Stony: In Conversation With Chapter Z
An interview with award-winning artist Stony: Capturing Illness on Canvas
From Venice and Miami to being featured in The Lourve, Stony has debuted his art across the globe. The 57-year-old’s work has seen him awarded countless
titles, including ‘International Artist of the year’ by the Biennale Dei Normanni and the 2018 International Prize Caravaggio ‘Great Master of Art’ award. But, his impressive portfolio boils down to a simple idea: it’s his diary.
“By putting my feelings down on a canvas, it helped me to identify emotions and trauma that I maybe would never have been able to process if I hadn’t had my painting as an outlet,” Stony explains. The acclaimed artist, who was diagnosed as autistic and dyslexic during adult life, is also living with a terminal brain tumour. His artwork, which consists of expressive street art, is largely influenced by his experience of disability and illness, as he likes to detail his life on the canvas.
“My illness has only influenced my art; it hasn’t affected it. Of course, this disease isn’t a positive thing. But, to be able to write about it and potentially help other people going through something similar is a very positive thing.”

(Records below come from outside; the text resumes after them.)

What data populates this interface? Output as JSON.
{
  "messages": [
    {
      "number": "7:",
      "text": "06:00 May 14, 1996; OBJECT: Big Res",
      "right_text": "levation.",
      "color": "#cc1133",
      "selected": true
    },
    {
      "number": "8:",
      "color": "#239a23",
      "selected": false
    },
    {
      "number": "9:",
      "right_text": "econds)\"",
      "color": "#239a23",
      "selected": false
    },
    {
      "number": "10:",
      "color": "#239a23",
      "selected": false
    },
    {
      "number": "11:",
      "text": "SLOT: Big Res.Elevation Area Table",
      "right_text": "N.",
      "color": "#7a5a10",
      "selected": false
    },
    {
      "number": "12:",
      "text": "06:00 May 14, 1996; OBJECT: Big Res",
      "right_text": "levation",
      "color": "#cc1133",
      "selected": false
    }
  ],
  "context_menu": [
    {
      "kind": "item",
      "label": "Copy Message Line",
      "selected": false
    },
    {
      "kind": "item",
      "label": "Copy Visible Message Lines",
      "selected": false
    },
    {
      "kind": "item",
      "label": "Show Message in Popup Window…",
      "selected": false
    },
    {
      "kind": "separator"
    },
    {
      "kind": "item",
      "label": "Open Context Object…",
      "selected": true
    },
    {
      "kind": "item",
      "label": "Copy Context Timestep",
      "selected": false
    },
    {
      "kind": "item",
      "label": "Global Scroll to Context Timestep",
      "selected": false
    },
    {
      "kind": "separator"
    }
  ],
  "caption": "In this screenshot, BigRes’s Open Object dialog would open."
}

With his diagnoses in mind, over the years, Stony has also used his talent to raise money for several charities, including The Brain Tumor Charity, the NHS and Mind.
Chapter Z took the opportunity to catch up with Stony on his inspiration to paint, how disability affects his work and how he hopes his art makes people feel.
In Conversation: Stony
How did you initially get into painting?
I’ve been painting and drawing since I was four years old. When I was younger, I suffered greatly with Autism. So, I used art as my release of energy and a way to communicate how I was feeling. I have also always been musical; I play many instruments, and I feel that art and music are very similar, and I can express myself in both easily.
How, if at all, did your late diagnosis of dyslexia and autism affect your work and creativity?
Having dyslexia and autism hasn’t affected me in terms of my art and creativity. If anything, it’s helped me. I think my art and my style of art is how it is because of those things. But growing up, it made me more determined to achieve and be successful in anything I did.
Similarly, how has your brain tumour affected your art? What have been the positive outcomes of such a difficult experience?
My illness has only influenced my art; it hasn’t affected it. Of course, this disease isn’t a positive thing. But, to be able to write about it and potentially help other people going through something similar is a very positive thing.
Your artwork is all so evocative. But, do you have a favourite piece of yours?
I have many favourite paintings. It’s not only the colours and sketches that I like but the words I write and how it makes me feel and remember certain things when I read them back. What’s great about writing my life on canvas is that, just by reading my paintings, I’m taken back to a certain time.
And finally, what do you hope people feel when they hear your story and look at your work?
What I want is for people to be shocked by my art and to think, ‘Wow, that’s bold’. I want people to be less about the aesthetics of the piece and more about the feelings it provokes. I like it when people have questions about my art and want to know more about what certain words or phrases mean or what certain symbols mean.